The city?s preferred design for the Rainier crosstown connector and interchange may have ?adverse affects? on Highway 101, the state?s transportation agency says.
In a letter to city officials, Caltrans casts doubt on whether the diamond-style interchange favored by Petaluma will work as part of a Rainier Avenue extension under the highway.
The comments are based on ?preliminary information? contained in a draft report on the project, the Oct. 30 letter states.
Furthermore, the question of whether Caltrans will allow a ?design exception? so that a Rainier interchange can be built less than one mile north of the freeway access at East Washington Street is unresolved.
The city wants Caltrans to build auxiliary lanes between the two interchanges so entering and exiting drivers have more room to merge, avoiding a conflict between vehicles at different speeds.
City Councilmember Mike Harris, Petaluma?s representative at the Sonoma County Transportation Authority, said despite the letter, nothing is final until a Project Study Report is completed and the question of the design exception is resolved.
?I view that as more of a status update,? Harris said of the letter, written by Caltrans Deputy District Director Lee Taubeneck to Vince Marengo, Petaluma?s public works director.
?I?m still going to be pushing for the design exception,? Harris said. ?We have a lot of momentum behind us and we?ve come a long way to make this a reality.?
The city is awaiting the release of a Project Study Report that will evaluate five possible designs for the Rainier project. They range from doing nothing to building an undercrossing only, with no freeway access.

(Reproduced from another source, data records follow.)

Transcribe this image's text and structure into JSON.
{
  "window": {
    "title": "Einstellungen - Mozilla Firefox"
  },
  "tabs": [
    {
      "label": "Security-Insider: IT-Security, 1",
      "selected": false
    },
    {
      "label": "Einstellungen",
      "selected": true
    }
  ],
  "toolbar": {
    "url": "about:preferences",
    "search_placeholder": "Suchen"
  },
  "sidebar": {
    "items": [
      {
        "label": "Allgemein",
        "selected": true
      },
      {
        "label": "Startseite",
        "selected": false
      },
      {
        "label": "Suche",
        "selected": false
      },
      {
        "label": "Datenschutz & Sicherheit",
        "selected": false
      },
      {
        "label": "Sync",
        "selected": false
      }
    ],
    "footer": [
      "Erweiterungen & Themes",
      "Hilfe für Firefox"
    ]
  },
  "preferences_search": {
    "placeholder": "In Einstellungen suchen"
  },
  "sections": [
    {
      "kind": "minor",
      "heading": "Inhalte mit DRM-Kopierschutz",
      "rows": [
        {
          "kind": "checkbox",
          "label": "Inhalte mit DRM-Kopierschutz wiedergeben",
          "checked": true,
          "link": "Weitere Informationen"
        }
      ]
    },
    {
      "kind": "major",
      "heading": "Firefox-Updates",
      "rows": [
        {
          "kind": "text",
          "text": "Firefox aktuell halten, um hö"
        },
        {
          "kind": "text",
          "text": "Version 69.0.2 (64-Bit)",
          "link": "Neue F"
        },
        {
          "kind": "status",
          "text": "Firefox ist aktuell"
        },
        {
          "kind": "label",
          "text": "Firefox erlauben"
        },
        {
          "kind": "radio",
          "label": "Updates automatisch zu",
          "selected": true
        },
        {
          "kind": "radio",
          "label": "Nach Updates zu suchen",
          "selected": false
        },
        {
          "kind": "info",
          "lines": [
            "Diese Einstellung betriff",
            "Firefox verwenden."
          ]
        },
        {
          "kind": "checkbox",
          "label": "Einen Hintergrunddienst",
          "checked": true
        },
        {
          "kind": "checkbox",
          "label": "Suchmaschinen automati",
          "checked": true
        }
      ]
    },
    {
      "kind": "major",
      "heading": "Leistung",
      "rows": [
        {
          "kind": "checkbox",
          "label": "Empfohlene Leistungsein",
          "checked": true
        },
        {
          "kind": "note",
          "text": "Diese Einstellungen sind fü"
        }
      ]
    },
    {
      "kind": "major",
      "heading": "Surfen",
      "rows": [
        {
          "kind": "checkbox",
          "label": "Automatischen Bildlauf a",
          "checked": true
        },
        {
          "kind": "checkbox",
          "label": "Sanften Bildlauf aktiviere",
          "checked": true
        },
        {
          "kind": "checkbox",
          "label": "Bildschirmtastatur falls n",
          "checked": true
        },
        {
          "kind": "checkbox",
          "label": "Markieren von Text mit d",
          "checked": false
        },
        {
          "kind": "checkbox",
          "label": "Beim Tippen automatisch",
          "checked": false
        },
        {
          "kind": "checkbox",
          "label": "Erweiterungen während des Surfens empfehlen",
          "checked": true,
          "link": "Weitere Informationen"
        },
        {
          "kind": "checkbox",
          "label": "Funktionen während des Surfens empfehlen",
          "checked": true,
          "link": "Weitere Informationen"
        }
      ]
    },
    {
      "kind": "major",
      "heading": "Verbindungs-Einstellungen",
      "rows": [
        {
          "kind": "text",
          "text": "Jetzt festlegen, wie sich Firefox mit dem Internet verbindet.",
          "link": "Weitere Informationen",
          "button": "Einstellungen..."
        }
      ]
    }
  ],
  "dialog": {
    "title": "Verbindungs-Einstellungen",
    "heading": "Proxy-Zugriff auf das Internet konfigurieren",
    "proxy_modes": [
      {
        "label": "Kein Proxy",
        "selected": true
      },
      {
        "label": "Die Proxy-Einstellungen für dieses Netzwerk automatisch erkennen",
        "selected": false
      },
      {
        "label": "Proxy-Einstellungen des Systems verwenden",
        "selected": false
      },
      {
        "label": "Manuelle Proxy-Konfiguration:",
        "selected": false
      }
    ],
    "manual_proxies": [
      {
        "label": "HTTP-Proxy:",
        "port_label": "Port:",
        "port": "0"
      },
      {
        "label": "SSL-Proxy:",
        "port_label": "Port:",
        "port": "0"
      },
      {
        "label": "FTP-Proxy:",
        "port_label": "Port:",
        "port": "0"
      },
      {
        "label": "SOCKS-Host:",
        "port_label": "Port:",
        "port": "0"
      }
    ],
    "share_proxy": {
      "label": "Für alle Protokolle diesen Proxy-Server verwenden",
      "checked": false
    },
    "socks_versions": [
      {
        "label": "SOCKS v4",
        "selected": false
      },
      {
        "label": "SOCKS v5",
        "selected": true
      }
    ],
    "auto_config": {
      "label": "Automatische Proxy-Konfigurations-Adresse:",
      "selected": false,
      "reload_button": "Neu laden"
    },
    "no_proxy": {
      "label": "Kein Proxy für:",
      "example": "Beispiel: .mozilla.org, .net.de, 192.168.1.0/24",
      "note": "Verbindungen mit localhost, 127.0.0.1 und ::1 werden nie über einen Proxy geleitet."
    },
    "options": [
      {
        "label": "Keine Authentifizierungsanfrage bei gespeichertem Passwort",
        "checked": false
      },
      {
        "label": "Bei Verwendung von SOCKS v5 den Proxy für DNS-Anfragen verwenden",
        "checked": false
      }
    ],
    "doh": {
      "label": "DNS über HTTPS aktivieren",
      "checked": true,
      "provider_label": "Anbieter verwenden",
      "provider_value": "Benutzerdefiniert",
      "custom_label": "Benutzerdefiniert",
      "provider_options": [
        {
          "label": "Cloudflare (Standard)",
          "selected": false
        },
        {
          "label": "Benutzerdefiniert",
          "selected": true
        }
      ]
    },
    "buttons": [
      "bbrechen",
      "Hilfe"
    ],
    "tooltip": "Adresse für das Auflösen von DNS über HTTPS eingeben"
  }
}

The city prefers a diamond-style interchange with ramps in all four quadrants of the city, at an estimated cost of $75 million.
But that option, or a modified diamond interchange, ?would involve technical and operational challenges and may have more potential adverse effects on the mainline,? Taubeneck?s letter said.
?Local improvements can proceed on the route 101 mainline as long as they do not jeopardize the tremendous investments and benefits of current and planned improvements along the corridor,? the letter said.
Either a ?split diamond? interchange ? which essentially replaces the East Washington southbound offramp and planned northbound onramp with frontage roads that lead to a Rainier interchange ? or a Rainier extension running under the freeway are consistent with Caltrans? ?requirements and standards,? the letter said.
The split-diamond option is estimated to cost $109 million and the undercrossing only is pegged at $38 million.
The city believes its preliminary studies show that with the use of auxiliary lanes, highway operations will not be affected by a diamond-type interchange at Rainier.
Traffic studies presented to the council in May showed that Rainier would create ?no discernible change? to rush-hour traffic on Highway 101.
In fact, the project would ease congestion for rush-hour drivers heading north in the morning and south in the afternoon, according to the studies.
Final traffic projections will be presented to the council as part of the PSR, which could be released in January, Harris said.
The city and Caltrans are ?going back and forth right now,? he said. ?It?s good to have dialogue.?
(Contact Corey Young at firstname.lastname@example.org)